[Opening Data section]

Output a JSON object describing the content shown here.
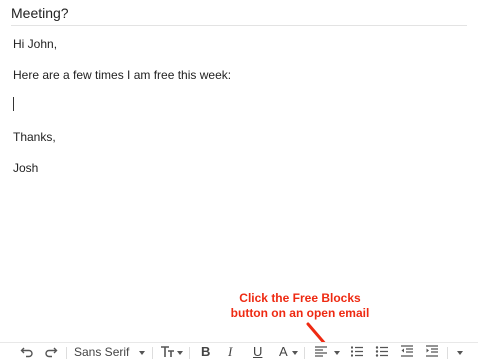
{
  "email": {
    "subject": "Meeting?",
    "greeting": "Hi John,",
    "line1": "Here are a few times I am free this week:",
    "closing": "Thanks,",
    "signature": "Josh"
  },
  "annotation": {
    "line1": "Click the Free Blocks",
    "line2": "button on an open email",
    "color": "#ee2a12"
  },
  "toolbar": {
    "font_name": "Sans Serif",
    "bold_label": "B",
    "italic_label": "I",
    "underline_label": "U",
    "text_color_label": "A",
    "icons": [
      "undo-icon",
      "redo-icon",
      "font-dropdown",
      "text-size-icon",
      "bold-icon",
      "italic-icon",
      "underline-icon",
      "text-color-icon",
      "align-icon",
      "numbered-list-icon",
      "bulleted-list-icon",
      "indent-less-icon",
      "indent-more-icon",
      "more-formatting-icon"
    ]
  }
}
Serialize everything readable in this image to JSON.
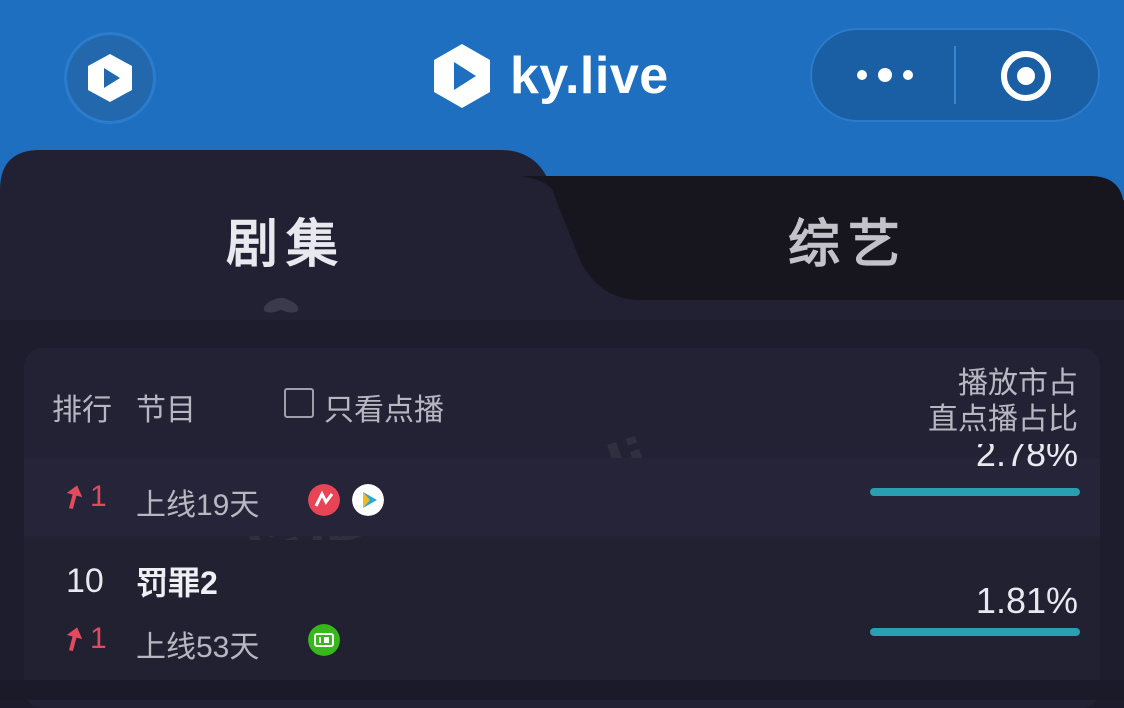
{
  "header": {
    "brand_name": "ky.live",
    "bg_color": "#1e6fc0",
    "left_icon": "ky-logo-icon",
    "menu_icon": "more-dots-icon",
    "close_icon": "target-circle-icon"
  },
  "tabs": [
    {
      "label": "剧集",
      "active": true
    },
    {
      "label": "综艺",
      "active": false
    }
  ],
  "table": {
    "col_rank": "排行",
    "col_program": "节目",
    "filter_label": "只看点播",
    "filter_checked": false,
    "col_right_line1": "播放市占",
    "col_right_line2": "直点播占比"
  },
  "rows": [
    {
      "rank_change": "1",
      "days": "上线19天",
      "percent": "2.78%",
      "platforms": [
        "mgtv-icon",
        "tencent-video-icon"
      ]
    },
    {
      "rank": "10",
      "title": "罚罪2",
      "rank_change": "1",
      "days": "上线53天",
      "percent": "1.81%",
      "platforms": [
        "iqiyi-icon"
      ]
    }
  ],
  "accent_colors": {
    "rank_up": "#e24a5e",
    "bar": "#2a9fb2"
  }
}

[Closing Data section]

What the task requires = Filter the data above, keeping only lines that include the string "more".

Solution to this problem =
      "indent-more-icon",
      "more-formatting-icon"
    "menu_icon": "more-dots-icon",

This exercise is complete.